Overall these reviews won’t be the standard recap assessments that these kind of things often are but instead will examine the themes, motifs, and overall subject matter of the individual episodes. ‘The Midnight Children’ introduces us to our investigation team and slowly lulls us into the deep, dark hills of eastern Kentucky, to a place that any bluegrass resident will immediately recognize as a reflection of home. Hellier overall does an excellent job of capturing the unique individualism of our state while at once accentuating our immersion in an ongoing flap of bizarre and other worldly activity. While communally we seem to continually come back to, and pore over, the well known cases like the Flatwood’s Monster, the Fargo UFO dogfight, and the Roswell incident, cases like this one are developing right now in real time. While there is nothing inherently wrong with going back to these incidences and reopening investigations, what Hellier does is take an open run at a new corner of an ongoing occurrence and presents us with a whole new take on just what the ‘Kentucky Goblins’ may be up to, and ‘The Midnight Children’ is only the beginning.

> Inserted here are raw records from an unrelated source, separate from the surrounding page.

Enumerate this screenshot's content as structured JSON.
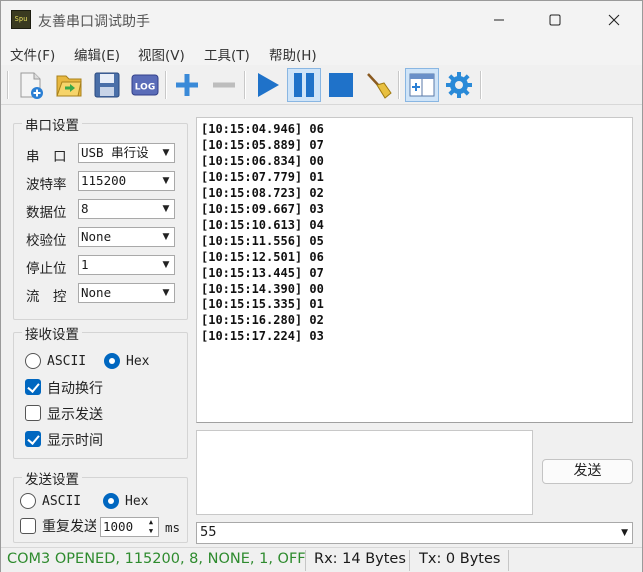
{
  "app": {
    "title": "友善串口调试助手",
    "icon_text": "Spu",
    "window_controls": {
      "minimize": "—",
      "maximize": "☐",
      "close": "✕"
    }
  },
  "menu": [
    "文件(F)",
    "编辑(E)",
    "视图(V)",
    "工具(T)",
    "帮助(H)"
  ],
  "toolbar": {
    "items": [
      "new-file-icon",
      "open-folder-icon",
      "save-icon",
      "log-icon",
      "add-icon",
      "remove-icon",
      "play-icon",
      "pause-icon",
      "stop-icon",
      "broom-clear-icon",
      "window-layout-icon",
      "settings-gear-icon"
    ],
    "log_label": "LOG",
    "active": [
      "pause-icon",
      "window-layout-icon"
    ]
  },
  "serial_settings": {
    "title": "串口设置",
    "fields": [
      {
        "label": "串　口",
        "value": "USB 串行设"
      },
      {
        "label": "波特率",
        "value": "115200"
      },
      {
        "label": "数据位",
        "value": "8"
      },
      {
        "label": "校验位",
        "value": "None"
      },
      {
        "label": "停止位",
        "value": "1"
      },
      {
        "label": "流　控",
        "value": "None"
      }
    ]
  },
  "receive_settings": {
    "title": "接收设置",
    "radio_ascii": "ASCII",
    "radio_hex": "Hex",
    "selected": "Hex",
    "auto_newline": {
      "label": "自动换行",
      "checked": true
    },
    "show_send": {
      "label": "显示发送",
      "checked": false
    },
    "show_time": {
      "label": "显示时间",
      "checked": true
    }
  },
  "send_settings": {
    "title": "发送设置",
    "radio_ascii": "ASCII",
    "radio_hex": "Hex",
    "selected": "Hex",
    "repeat": {
      "label": "重复发送",
      "checked": false
    },
    "interval": "1000",
    "unit": "ms"
  },
  "receive_log": [
    "[10:15:04.946] 06",
    "[10:15:05.889] 07",
    "[10:15:06.834] 00",
    "[10:15:07.779] 01",
    "[10:15:08.723] 02",
    "[10:15:09.667] 03",
    "[10:15:10.613] 04",
    "[10:15:11.556] 05",
    "[10:15:12.501] 06",
    "[10:15:13.445] 07",
    "[10:15:14.390] 00",
    "[10:15:15.335] 01",
    "[10:15:16.280] 02",
    "[10:15:17.224] 03"
  ],
  "send_button": "发送",
  "send_history_value": "55",
  "status": {
    "port": "COM3 OPENED, 115200, 8, NONE, 1, OFF",
    "rx": "Rx: 14 Bytes",
    "tx": "Tx: 0 Bytes",
    "port_color": "#2e8b2e"
  }
}
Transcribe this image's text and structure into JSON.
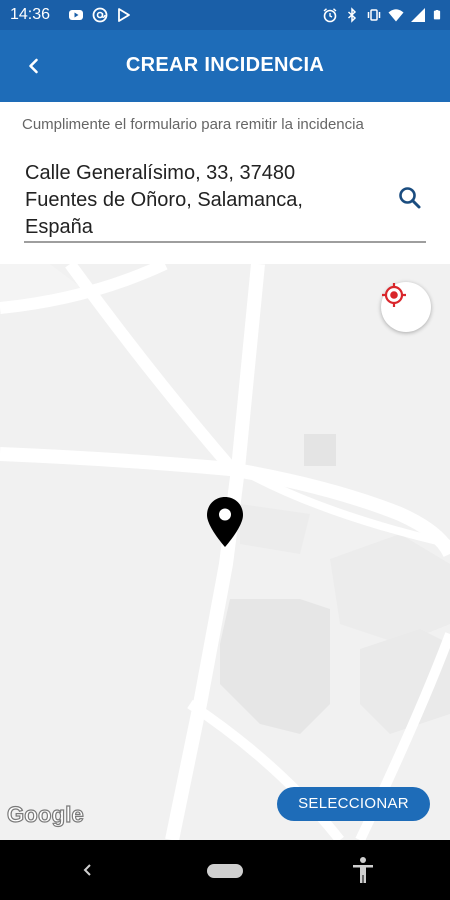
{
  "status_bar": {
    "time": "14:36",
    "left_icons": [
      "youtube-icon",
      "at-sign-icon",
      "play-store-icon"
    ],
    "right_icons": [
      "alarm-icon",
      "bluetooth-icon",
      "vibrate-icon",
      "wifi-icon",
      "signal-icon",
      "battery-icon"
    ]
  },
  "app_bar": {
    "back_icon": "chevron-left-icon",
    "title": "CREAR INCIDENCIA",
    "color": "#1e6cb8"
  },
  "form": {
    "subtitle": "Cumplimente el formulario para remitir la incidencia",
    "address_line1": "Calle Generalísimo, 33, 37480",
    "address_line2": "Fuentes de Oñoro, Salamanca,",
    "address_line3": "España",
    "search_icon": "search-icon"
  },
  "map": {
    "locate_icon": "my-location-icon",
    "pin_icon": "map-pin-icon",
    "attribution": "Google",
    "select_button": "SELECCIONAR"
  },
  "nav_bar": {
    "icons": [
      "back-icon",
      "home-pill-icon",
      "accessibility-icon"
    ]
  }
}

See you guys for episode two: ‘The Ink and the Black’.

‘Til the next moon rises, Night Owls!

•1955: A Really, Really Close Encounter

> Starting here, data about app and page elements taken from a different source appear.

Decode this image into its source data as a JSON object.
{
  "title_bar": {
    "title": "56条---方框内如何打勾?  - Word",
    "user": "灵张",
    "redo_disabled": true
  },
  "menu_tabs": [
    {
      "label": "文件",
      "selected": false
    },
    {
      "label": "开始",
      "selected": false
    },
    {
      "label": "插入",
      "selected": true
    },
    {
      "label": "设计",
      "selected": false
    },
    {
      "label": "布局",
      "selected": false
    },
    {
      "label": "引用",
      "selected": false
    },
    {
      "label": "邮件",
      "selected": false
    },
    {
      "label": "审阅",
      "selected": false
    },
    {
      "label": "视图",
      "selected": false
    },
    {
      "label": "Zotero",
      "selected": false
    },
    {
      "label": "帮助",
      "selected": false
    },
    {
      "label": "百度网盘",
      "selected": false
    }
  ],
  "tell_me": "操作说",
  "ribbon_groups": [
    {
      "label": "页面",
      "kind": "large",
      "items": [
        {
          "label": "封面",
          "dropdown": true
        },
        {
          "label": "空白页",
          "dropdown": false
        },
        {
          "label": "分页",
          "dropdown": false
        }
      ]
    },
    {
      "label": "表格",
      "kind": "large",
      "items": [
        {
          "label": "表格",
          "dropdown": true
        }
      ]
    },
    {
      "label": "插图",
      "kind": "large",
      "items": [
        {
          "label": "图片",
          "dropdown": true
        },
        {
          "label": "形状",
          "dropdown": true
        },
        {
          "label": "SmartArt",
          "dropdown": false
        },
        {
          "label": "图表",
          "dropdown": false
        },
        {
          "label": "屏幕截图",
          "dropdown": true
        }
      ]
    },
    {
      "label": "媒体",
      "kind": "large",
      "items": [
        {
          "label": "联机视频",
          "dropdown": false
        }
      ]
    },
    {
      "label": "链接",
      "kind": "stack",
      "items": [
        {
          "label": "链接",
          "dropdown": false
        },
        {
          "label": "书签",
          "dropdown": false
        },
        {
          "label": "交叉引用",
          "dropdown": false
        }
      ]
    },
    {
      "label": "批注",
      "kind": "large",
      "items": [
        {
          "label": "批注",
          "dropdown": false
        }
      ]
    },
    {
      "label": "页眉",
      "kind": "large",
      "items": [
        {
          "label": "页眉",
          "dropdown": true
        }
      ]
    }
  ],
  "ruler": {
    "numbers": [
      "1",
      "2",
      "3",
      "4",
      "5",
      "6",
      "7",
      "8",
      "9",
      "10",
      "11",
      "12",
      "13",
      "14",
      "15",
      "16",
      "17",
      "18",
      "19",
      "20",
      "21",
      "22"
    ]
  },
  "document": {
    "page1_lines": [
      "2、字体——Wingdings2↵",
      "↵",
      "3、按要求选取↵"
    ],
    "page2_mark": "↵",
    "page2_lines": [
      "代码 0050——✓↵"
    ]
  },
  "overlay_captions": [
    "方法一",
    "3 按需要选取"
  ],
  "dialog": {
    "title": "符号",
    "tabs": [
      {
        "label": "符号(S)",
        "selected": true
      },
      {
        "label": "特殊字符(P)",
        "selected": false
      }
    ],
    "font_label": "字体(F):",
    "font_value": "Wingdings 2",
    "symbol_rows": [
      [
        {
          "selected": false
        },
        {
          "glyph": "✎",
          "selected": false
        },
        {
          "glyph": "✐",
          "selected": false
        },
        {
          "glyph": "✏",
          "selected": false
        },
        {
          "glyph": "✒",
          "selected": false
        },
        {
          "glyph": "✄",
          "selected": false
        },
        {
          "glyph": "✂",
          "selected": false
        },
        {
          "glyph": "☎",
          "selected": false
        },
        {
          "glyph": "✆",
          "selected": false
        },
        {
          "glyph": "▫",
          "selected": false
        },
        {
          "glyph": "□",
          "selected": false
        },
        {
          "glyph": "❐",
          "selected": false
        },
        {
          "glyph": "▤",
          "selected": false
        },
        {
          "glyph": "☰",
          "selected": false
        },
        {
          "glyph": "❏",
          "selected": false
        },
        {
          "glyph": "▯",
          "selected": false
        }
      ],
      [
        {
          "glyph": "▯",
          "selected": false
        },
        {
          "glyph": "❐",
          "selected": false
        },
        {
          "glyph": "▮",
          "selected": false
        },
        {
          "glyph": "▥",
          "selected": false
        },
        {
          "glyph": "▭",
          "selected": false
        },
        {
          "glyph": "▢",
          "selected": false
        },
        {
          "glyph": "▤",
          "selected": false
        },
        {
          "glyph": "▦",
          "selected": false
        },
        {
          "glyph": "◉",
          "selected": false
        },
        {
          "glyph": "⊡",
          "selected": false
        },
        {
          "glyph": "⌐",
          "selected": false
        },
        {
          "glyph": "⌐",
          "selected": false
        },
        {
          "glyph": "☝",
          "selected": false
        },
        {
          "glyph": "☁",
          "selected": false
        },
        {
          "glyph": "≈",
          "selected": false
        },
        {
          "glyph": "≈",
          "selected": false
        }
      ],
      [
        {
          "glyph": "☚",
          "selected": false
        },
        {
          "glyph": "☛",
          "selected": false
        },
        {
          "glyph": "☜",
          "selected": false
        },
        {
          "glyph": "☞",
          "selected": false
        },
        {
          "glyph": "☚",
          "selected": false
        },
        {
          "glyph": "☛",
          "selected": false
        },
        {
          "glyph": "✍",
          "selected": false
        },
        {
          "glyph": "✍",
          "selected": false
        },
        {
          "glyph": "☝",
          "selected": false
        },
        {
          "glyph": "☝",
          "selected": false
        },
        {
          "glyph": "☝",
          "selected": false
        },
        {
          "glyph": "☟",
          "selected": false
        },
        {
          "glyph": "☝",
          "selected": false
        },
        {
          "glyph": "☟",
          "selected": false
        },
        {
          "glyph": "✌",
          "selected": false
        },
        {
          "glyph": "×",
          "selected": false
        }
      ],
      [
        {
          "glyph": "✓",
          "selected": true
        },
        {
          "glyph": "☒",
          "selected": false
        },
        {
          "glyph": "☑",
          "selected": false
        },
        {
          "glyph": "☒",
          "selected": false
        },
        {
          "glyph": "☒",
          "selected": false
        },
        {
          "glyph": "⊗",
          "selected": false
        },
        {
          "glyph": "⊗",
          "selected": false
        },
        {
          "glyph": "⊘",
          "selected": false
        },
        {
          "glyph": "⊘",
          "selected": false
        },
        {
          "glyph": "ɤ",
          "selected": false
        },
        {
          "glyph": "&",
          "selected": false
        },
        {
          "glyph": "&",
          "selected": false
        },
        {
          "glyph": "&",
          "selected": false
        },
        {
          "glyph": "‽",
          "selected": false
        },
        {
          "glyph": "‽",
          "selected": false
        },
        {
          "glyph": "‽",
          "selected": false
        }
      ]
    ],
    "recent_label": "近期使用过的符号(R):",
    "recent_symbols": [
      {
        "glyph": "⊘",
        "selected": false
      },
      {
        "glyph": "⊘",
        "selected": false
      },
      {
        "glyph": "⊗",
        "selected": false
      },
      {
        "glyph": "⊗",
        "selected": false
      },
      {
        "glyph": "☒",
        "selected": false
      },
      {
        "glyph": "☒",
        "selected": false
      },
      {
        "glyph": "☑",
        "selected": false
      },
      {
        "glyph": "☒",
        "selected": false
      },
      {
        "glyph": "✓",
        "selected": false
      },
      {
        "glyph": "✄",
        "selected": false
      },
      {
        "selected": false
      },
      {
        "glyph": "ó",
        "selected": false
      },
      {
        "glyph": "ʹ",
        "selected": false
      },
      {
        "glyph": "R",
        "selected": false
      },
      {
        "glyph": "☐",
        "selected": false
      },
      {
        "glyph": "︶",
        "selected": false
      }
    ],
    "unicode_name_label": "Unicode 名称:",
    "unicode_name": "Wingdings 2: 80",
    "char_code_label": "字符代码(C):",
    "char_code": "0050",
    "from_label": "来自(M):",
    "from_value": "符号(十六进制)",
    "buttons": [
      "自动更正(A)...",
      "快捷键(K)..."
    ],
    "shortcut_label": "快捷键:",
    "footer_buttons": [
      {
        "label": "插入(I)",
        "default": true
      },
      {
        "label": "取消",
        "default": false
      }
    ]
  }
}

1955: A Really, REALLY Close Encounter

•What is Synchronicity